Where are your symbols, debuginfo and sources?
A package is more than a binary - make it observable
Users (and developers) don't just want to run an executable, they also like to know that it runs efficiently, that it doesn't use unnecessary resources and if it crashes and burns they want to collect the pieces and inspect what went wrong. So a package should also provide the user with a means to easily profile, trace and debug what is running on their system. This means a distro should also package symbols, debuginfo and sources for easy/automatic installation. With different distros and different versions of distro packages running next to each other in containers we need some standard conventions to identify executables (build-id) and match and fetch the needed symbols, debuginfo and sources to help the user profile, trace and debug any binary they find on their system.

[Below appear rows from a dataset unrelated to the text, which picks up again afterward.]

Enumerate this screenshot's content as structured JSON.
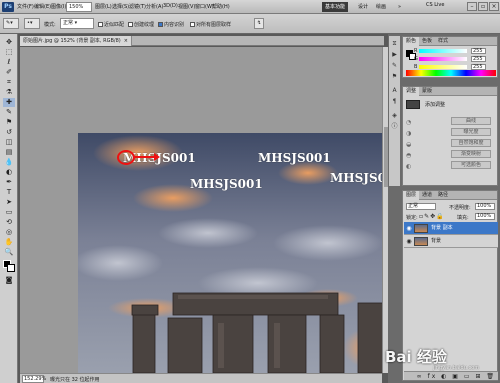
{
  "app": {
    "logo": "Ps"
  },
  "menu": {
    "items": [
      "文件(F)",
      "编辑(E)",
      "图像(I)",
      "图层(L)",
      "选择(S)",
      "滤镜(T)",
      "分析(A)",
      "3D(D)",
      "视图(V)",
      "窗口(W)",
      "帮助(H)"
    ]
  },
  "titlebar": {
    "zoom": "150%",
    "workspaces": {
      "active": "基本功能",
      "design": "设计",
      "painting": "绘画",
      "more": "»"
    },
    "cs_live": "CS Live"
  },
  "options": {
    "mode_label": "模式:",
    "mode_value": "正常",
    "opacity_label": "不透明度:",
    "opacity_value": "100%",
    "checks": [
      "近似匹配",
      "创建纹理",
      "内容识别"
    ],
    "sample_all": "对所有图层取样"
  },
  "document": {
    "tab_title": "原始图片.jpg @ 152% (背景 副本, RGB/8)",
    "close": "×",
    "watermarks": [
      "MHSJS001",
      "MHSJS001",
      "MHSJS001",
      "MHSJS001"
    ],
    "status_zoom": "152.29%",
    "status_info": "曝光只在 32 位起作用"
  },
  "color_panel": {
    "tabs": [
      "颜色",
      "色板",
      "样式"
    ],
    "channels": [
      {
        "label": "R",
        "value": "255"
      },
      {
        "label": "G",
        "value": "255"
      },
      {
        "label": "B",
        "value": "255"
      }
    ]
  },
  "adjust_panel": {
    "tabs": [
      "调整",
      "蒙版"
    ],
    "hint": "添加调整",
    "items": [
      "曲线",
      "曝光度",
      "自然饱和度",
      "渐变映射",
      "可选颜色"
    ]
  },
  "layers_panel": {
    "tabs": [
      "图层",
      "通道",
      "路径"
    ],
    "blend_mode": "正常",
    "opacity_label": "不透明度:",
    "opacity_value": "100%",
    "lock_label": "锁定:",
    "fill_label": "填充:",
    "fill_value": "100%",
    "layers": [
      {
        "name": "背景 副本",
        "selected": true
      },
      {
        "name": "背景",
        "selected": false
      }
    ],
    "footer": "∞ fx ◐ ▣ ▭ ⊞ 🗑"
  },
  "watermark_overlay": {
    "brand": "Bai 经验",
    "url": "jingyan.baidu.com"
  },
  "colors": {
    "accent": "#3c78c8",
    "annotation": "#e11111"
  }
}
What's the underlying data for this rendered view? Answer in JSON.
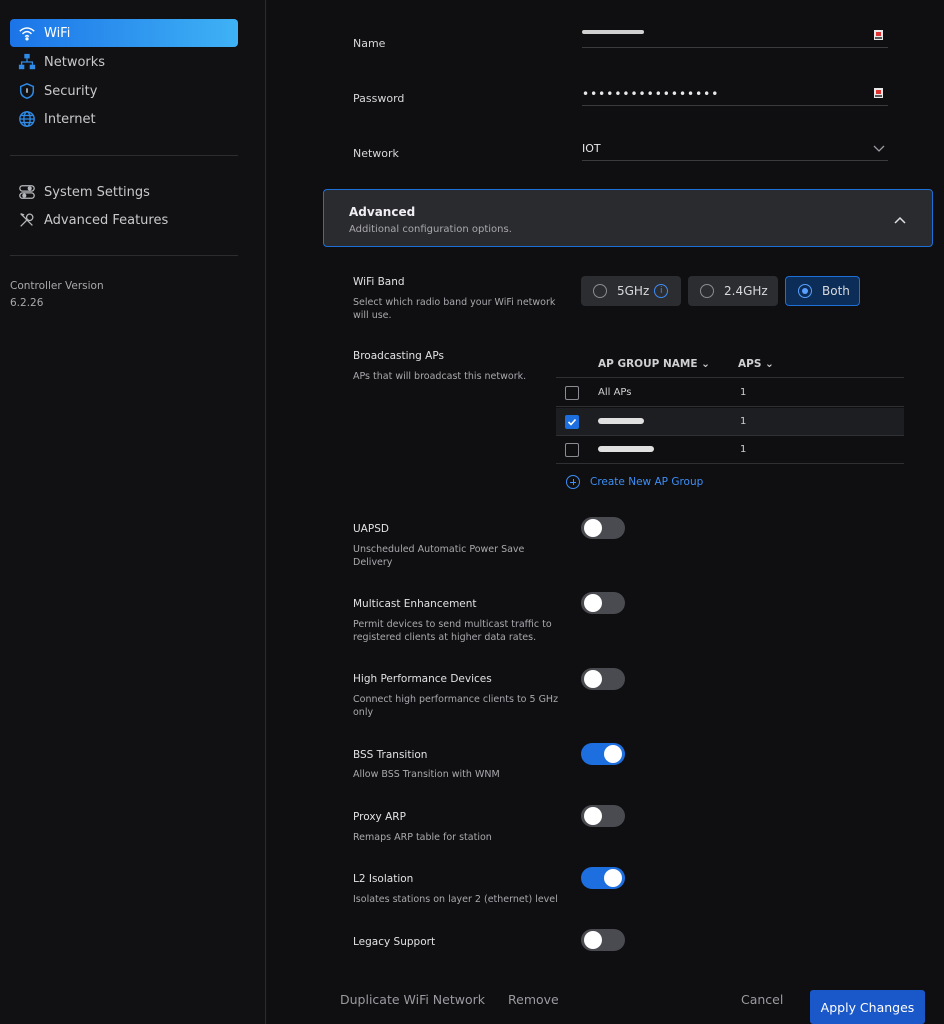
{
  "sidebar": {
    "items": [
      {
        "label": "WiFi",
        "icon": "wifi-icon",
        "active": true
      },
      {
        "label": "Networks",
        "icon": "networks-icon"
      },
      {
        "label": "Security",
        "icon": "shield-icon"
      },
      {
        "label": "Internet",
        "icon": "globe-icon"
      },
      {
        "label": "System Settings",
        "icon": "toggles-icon"
      },
      {
        "label": "Advanced Features",
        "icon": "tools-icon"
      }
    ],
    "version_label": "Controller Version",
    "version_value": "6.2.26"
  },
  "form": {
    "name_label": "Name",
    "password_label": "Password",
    "password_mask": "•••••••••••••••••",
    "network_label": "Network",
    "network_value": "IOT"
  },
  "advanced": {
    "title": "Advanced",
    "subtitle": "Additional configuration options."
  },
  "wifi_band": {
    "title": "WiFi Band",
    "description": "Select which radio band your WiFi network will use.",
    "options": [
      "5GHz",
      "2.4GHz",
      "Both"
    ],
    "selected": "Both"
  },
  "broadcasting": {
    "title": "Broadcasting APs",
    "description": "APs that will broadcast this network.",
    "col_group": "AP GROUP NAME",
    "col_aps": "APS",
    "rows": [
      {
        "name": "All APs",
        "aps": "1",
        "checked": false
      },
      {
        "name": "",
        "aps": "1",
        "checked": true
      },
      {
        "name": "",
        "aps": "1",
        "checked": false
      }
    ],
    "create_link": "Create New AP Group"
  },
  "settings": [
    {
      "title": "UAPSD",
      "description": "Unscheduled Automatic Power Save Delivery",
      "enabled": false
    },
    {
      "title": "Multicast Enhancement",
      "description": "Permit devices to send multicast traffic to registered clients at higher data rates.",
      "enabled": false
    },
    {
      "title": "High Performance Devices",
      "description": "Connect high performance clients to 5 GHz only",
      "enabled": false
    },
    {
      "title": "BSS Transition",
      "description": "Allow BSS Transition with WNM",
      "enabled": true
    },
    {
      "title": "Proxy ARP",
      "description": "Remaps ARP table for station",
      "enabled": false
    },
    {
      "title": "L2 Isolation",
      "description": "Isolates stations on layer 2 (ethernet) level",
      "enabled": true
    },
    {
      "title": "Legacy Support",
      "description": "",
      "enabled": false
    }
  ],
  "footer": {
    "duplicate": "Duplicate WiFi Network",
    "remove": "Remove",
    "cancel": "Cancel",
    "apply": "Apply Changes"
  },
  "colors": {
    "accent": "#1d6fe0",
    "background": "#111113"
  }
}
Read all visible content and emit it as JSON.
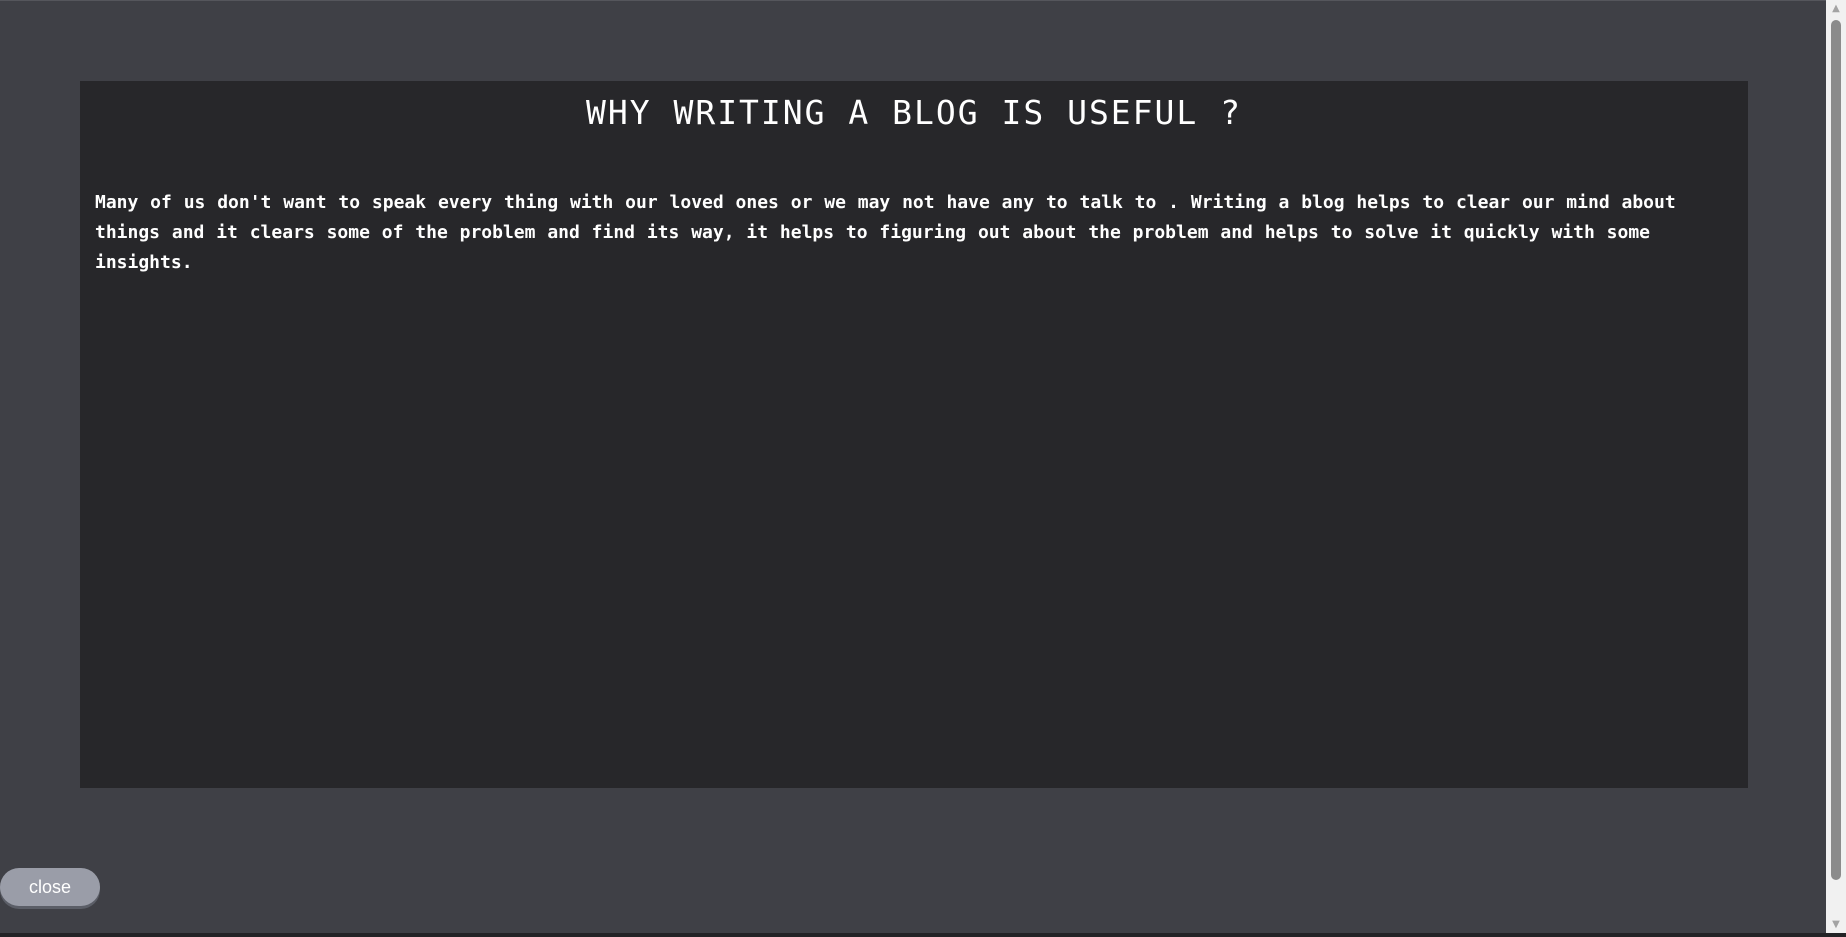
{
  "blog": {
    "title": "WHY WRITING A BLOG IS USEFUL ?",
    "body": "Many of us don't want to speak every thing with our loved ones or we may not have any to talk to . Writing a blog helps to clear our mind about things and it clears some of the problem and find its way, it helps to figuring out about the problem and helps to solve it quickly with some insights."
  },
  "actions": {
    "close_label": "close"
  },
  "colors": {
    "page_background": "#3f4046",
    "panel_background": "#27272a",
    "text": "#ffffff",
    "close_button": "#9a9da8"
  },
  "icons": {
    "scroll_up": "triangle-up-icon",
    "scroll_down": "triangle-down-icon"
  }
}
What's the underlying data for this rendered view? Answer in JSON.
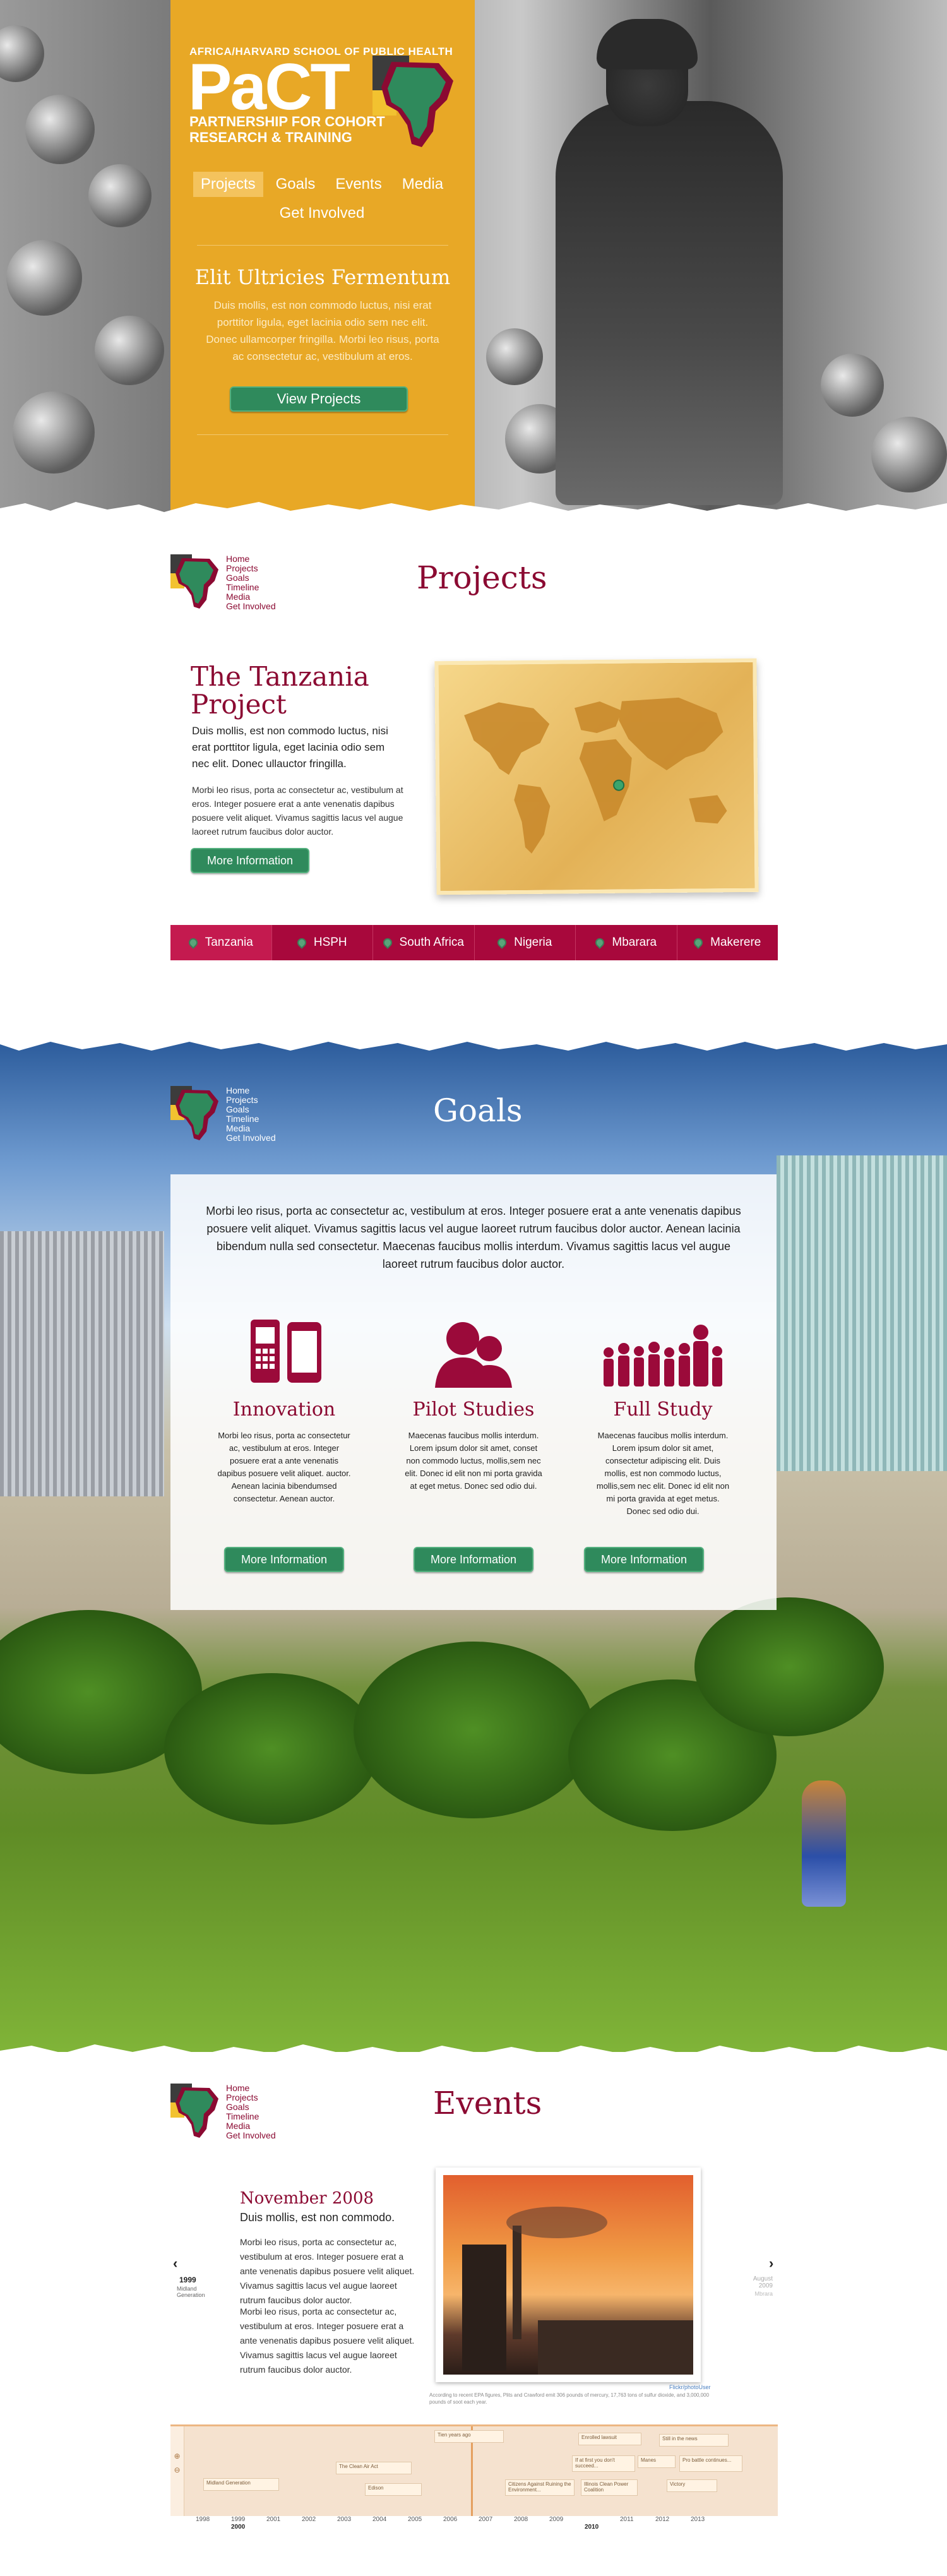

We will go briefly over differently tools for shared library abi inspection, tracing, debugging, profiling and post-mortem crash analysis. What extra information such tools need, like CFI/backtrace, symbols, gnu_debugdata, debuginfo and sources. Then we will discuss the tools that are used on Fedora to extract and package the extra information. How build-ids are used as a means to find/match the information. So the user/developer can know exactly which version of a library was actually running when the core file was created for example. And identify some deficiencies in the current packaging. It is impossible to install both the 32bit and 64bit version of the debuginfo for example. What extra challenges there are when you might be running different versions of a package in different containers. And some suggestions on tools and conventions that distro packages can adopt to make all this easier for the user and tools. At the end it would be nice to have a discussion how other distros deal with some of these challenges. How distros/packagers can coordinate on making this information (a symbol/debuginfo server) available cross distros and how/if to extend these ideas to non-native ELF/DWARF executables.